(Input records):
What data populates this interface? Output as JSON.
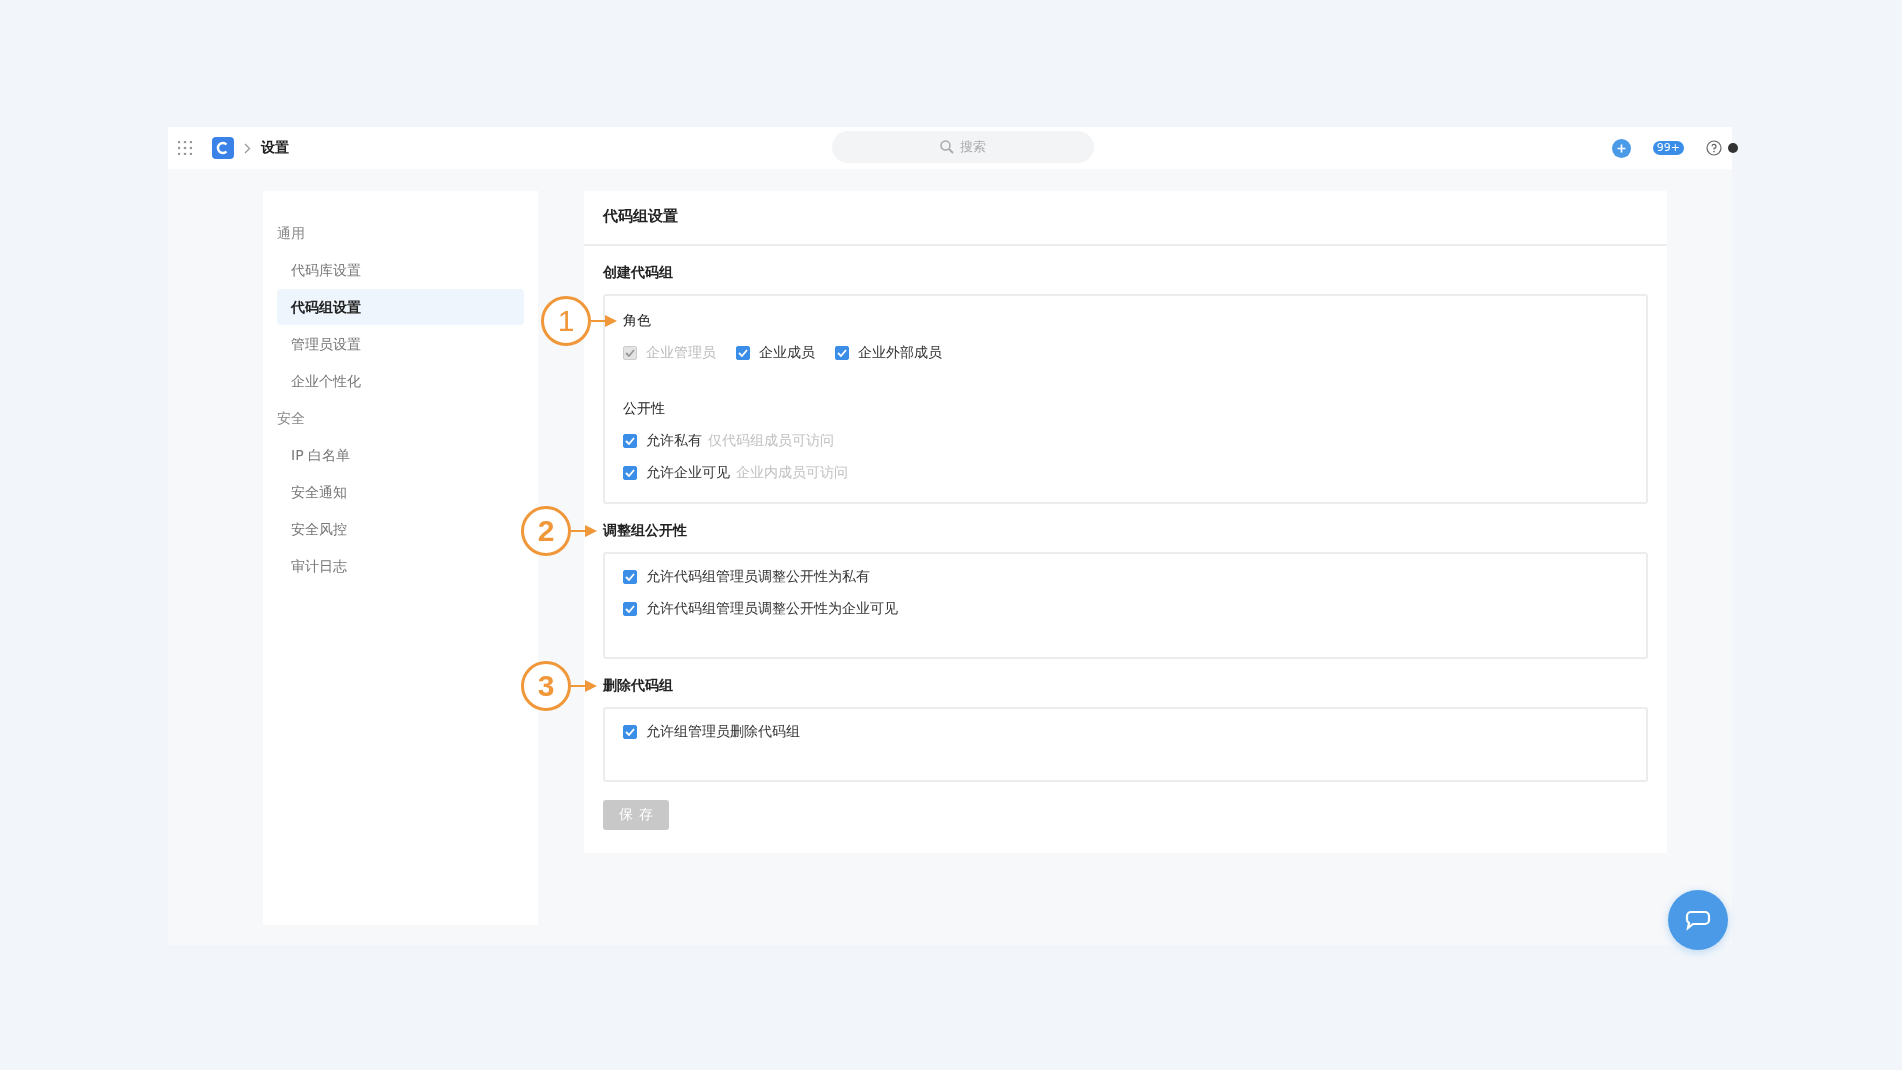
{
  "topbar": {
    "breadcrumb": "设置",
    "search": {
      "placeholder": "搜索"
    },
    "notification_badge": "99+"
  },
  "sidebar": {
    "groups": [
      {
        "label": "通用",
        "items": [
          {
            "label": "代码库设置",
            "selected": false
          },
          {
            "label": "代码组设置",
            "selected": true
          },
          {
            "label": "管理员设置",
            "selected": false
          },
          {
            "label": "企业个性化",
            "selected": false
          }
        ]
      },
      {
        "label": "安全",
        "items": [
          {
            "label": "IP 白名单",
            "selected": false
          },
          {
            "label": "安全通知",
            "selected": false
          },
          {
            "label": "安全风控",
            "selected": false
          },
          {
            "label": "审计日志",
            "selected": false
          }
        ]
      }
    ]
  },
  "page": {
    "title": "代码组设置",
    "sections": [
      {
        "title": "创建代码组",
        "groups": [
          {
            "label": "角色",
            "kind": "row",
            "annotation": "1",
            "options": [
              {
                "label": "企业管理员",
                "checked": true,
                "disabled": true
              },
              {
                "label": "企业成员",
                "checked": true,
                "disabled": false
              },
              {
                "label": "企业外部成员",
                "checked": true,
                "disabled": false
              }
            ]
          },
          {
            "label": "公开性",
            "kind": "column",
            "options": [
              {
                "label": "允许私有",
                "hint": "仅代码组成员可访问",
                "checked": true,
                "disabled": false
              },
              {
                "label": "允许企业可见",
                "hint": "企业内成员可访问",
                "checked": true,
                "disabled": false
              }
            ]
          }
        ]
      },
      {
        "title": "调整组公开性",
        "annotation": "2",
        "groups": [
          {
            "kind": "column",
            "options": [
              {
                "label": "允许代码组管理员调整公开性为私有",
                "checked": true,
                "disabled": false
              },
              {
                "label": "允许代码组管理员调整公开性为企业可见",
                "checked": true,
                "disabled": false
              }
            ]
          }
        ]
      },
      {
        "title": "删除代码组",
        "annotation": "3",
        "groups": [
          {
            "kind": "column",
            "options": [
              {
                "label": "允许组管理员删除代码组",
                "checked": true,
                "disabled": false
              }
            ]
          }
        ]
      }
    ],
    "save_button": {
      "label": "保存",
      "disabled": true
    }
  }
}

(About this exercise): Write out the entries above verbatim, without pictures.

(Result for this task):
What data populates this interface? Output as JSON.
{
  "topbar": {
    "breadcrumb": "设置",
    "search": {
      "placeholder": "搜索"
    },
    "notification_badge": "99+"
  },
  "sidebar": {
    "groups": [
      {
        "label": "通用",
        "items": [
          {
            "label": "代码库设置",
            "selected": false
          },
          {
            "label": "代码组设置",
            "selected": true
          },
          {
            "label": "管理员设置",
            "selected": false
          },
          {
            "label": "企业个性化",
            "selected": false
          }
        ]
      },
      {
        "label": "安全",
        "items": [
          {
            "label": "IP 白名单",
            "selected": false
          },
          {
            "label": "安全通知",
            "selected": false
          },
          {
            "label": "安全风控",
            "selected": false
          },
          {
            "label": "审计日志",
            "selected": false
          }
        ]
      }
    ]
  },
  "page": {
    "title": "代码组设置",
    "sections": [
      {
        "title": "创建代码组",
        "groups": [
          {
            "label": "角色",
            "kind": "row",
            "annotation": "1",
            "options": [
              {
                "label": "企业管理员",
                "checked": true,
                "disabled": true
              },
              {
                "label": "企业成员",
                "checked": true,
                "disabled": false
              },
              {
                "label": "企业外部成员",
                "checked": true,
                "disabled": false
              }
            ]
          },
          {
            "label": "公开性",
            "kind": "column",
            "options": [
              {
                "label": "允许私有",
                "hint": "仅代码组成员可访问",
                "checked": true,
                "disabled": false
              },
              {
                "label": "允许企业可见",
                "hint": "企业内成员可访问",
                "checked": true,
                "disabled": false
              }
            ]
          }
        ]
      },
      {
        "title": "调整组公开性",
        "annotation": "2",
        "groups": [
          {
            "kind": "column",
            "options": [
              {
                "label": "允许代码组管理员调整公开性为私有",
                "checked": true,
                "disabled": false
              },
              {
                "label": "允许代码组管理员调整公开性为企业可见",
                "checked": true,
                "disabled": false
              }
            ]
          }
        ]
      },
      {
        "title": "删除代码组",
        "annotation": "3",
        "groups": [
          {
            "kind": "column",
            "options": [
              {
                "label": "允许组管理员删除代码组",
                "checked": true,
                "disabled": false
              }
            ]
          }
        ]
      }
    ],
    "save_button": {
      "label": "保存",
      "disabled": true
    }
  }
}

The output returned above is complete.